Start of Supplied records

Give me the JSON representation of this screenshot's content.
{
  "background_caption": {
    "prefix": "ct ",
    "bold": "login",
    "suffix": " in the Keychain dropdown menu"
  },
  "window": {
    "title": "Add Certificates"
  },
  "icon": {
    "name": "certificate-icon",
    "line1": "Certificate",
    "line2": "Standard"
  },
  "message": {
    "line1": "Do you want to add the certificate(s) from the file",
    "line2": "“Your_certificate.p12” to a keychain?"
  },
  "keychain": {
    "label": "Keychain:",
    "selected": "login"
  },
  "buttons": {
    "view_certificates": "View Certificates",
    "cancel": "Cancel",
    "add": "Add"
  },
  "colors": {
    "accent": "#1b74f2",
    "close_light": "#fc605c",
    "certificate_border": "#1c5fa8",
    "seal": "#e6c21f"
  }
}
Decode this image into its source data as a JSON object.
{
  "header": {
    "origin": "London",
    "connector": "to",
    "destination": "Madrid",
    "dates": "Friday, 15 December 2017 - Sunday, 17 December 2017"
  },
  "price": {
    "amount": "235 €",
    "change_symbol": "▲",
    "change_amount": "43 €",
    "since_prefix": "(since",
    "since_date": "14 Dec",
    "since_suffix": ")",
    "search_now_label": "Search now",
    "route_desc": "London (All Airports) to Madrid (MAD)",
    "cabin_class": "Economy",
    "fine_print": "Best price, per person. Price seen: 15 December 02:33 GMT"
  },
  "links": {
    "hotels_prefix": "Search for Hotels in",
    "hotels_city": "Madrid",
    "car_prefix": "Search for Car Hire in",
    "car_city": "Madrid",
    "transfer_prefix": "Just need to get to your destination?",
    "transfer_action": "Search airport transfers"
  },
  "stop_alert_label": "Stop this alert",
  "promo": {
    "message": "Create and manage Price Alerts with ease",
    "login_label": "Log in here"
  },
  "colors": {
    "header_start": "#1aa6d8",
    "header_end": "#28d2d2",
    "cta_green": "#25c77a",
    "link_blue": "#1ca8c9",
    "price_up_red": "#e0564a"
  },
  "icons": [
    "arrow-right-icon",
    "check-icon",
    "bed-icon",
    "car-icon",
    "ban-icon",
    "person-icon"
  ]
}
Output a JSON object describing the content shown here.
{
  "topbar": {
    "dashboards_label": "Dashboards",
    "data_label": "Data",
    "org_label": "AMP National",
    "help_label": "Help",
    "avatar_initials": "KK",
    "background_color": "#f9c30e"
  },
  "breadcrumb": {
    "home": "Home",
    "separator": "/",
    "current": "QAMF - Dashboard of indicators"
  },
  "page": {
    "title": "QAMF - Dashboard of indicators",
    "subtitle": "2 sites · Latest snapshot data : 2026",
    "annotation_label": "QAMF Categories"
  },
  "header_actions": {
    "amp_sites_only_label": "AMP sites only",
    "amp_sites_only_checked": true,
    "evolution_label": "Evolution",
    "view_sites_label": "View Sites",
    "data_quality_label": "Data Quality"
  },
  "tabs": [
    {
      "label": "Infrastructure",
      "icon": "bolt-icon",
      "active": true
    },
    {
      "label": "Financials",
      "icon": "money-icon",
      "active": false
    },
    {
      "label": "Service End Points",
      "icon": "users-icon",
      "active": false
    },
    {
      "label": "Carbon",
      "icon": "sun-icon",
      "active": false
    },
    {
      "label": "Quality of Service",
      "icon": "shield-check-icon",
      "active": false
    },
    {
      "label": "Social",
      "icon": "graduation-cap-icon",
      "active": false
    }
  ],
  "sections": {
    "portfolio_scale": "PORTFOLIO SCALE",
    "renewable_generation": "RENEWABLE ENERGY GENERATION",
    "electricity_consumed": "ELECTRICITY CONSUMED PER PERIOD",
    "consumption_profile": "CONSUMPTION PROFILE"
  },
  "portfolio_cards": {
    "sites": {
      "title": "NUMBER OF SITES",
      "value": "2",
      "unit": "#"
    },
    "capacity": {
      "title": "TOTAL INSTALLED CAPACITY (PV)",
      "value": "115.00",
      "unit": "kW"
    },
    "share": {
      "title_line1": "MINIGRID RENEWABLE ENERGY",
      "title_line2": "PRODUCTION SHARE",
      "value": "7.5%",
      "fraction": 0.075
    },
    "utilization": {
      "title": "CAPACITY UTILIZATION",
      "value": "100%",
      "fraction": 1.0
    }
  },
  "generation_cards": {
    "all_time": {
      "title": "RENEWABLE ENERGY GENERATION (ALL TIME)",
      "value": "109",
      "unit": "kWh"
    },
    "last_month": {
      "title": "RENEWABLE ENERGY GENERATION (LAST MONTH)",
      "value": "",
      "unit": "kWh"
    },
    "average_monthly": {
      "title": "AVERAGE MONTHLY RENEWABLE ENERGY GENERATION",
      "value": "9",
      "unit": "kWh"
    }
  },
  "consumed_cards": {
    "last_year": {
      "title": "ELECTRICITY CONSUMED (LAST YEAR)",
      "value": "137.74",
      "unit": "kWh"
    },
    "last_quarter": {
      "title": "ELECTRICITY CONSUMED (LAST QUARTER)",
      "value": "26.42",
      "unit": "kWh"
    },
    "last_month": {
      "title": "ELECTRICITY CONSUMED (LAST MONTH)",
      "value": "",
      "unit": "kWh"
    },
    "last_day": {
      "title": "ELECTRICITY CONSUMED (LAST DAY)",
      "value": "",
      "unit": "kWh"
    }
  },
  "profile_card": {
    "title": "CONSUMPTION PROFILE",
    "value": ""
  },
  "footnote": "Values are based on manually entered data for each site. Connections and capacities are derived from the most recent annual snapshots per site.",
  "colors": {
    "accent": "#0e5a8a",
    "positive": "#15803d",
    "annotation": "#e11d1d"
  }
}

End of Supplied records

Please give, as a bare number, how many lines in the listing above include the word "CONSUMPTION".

2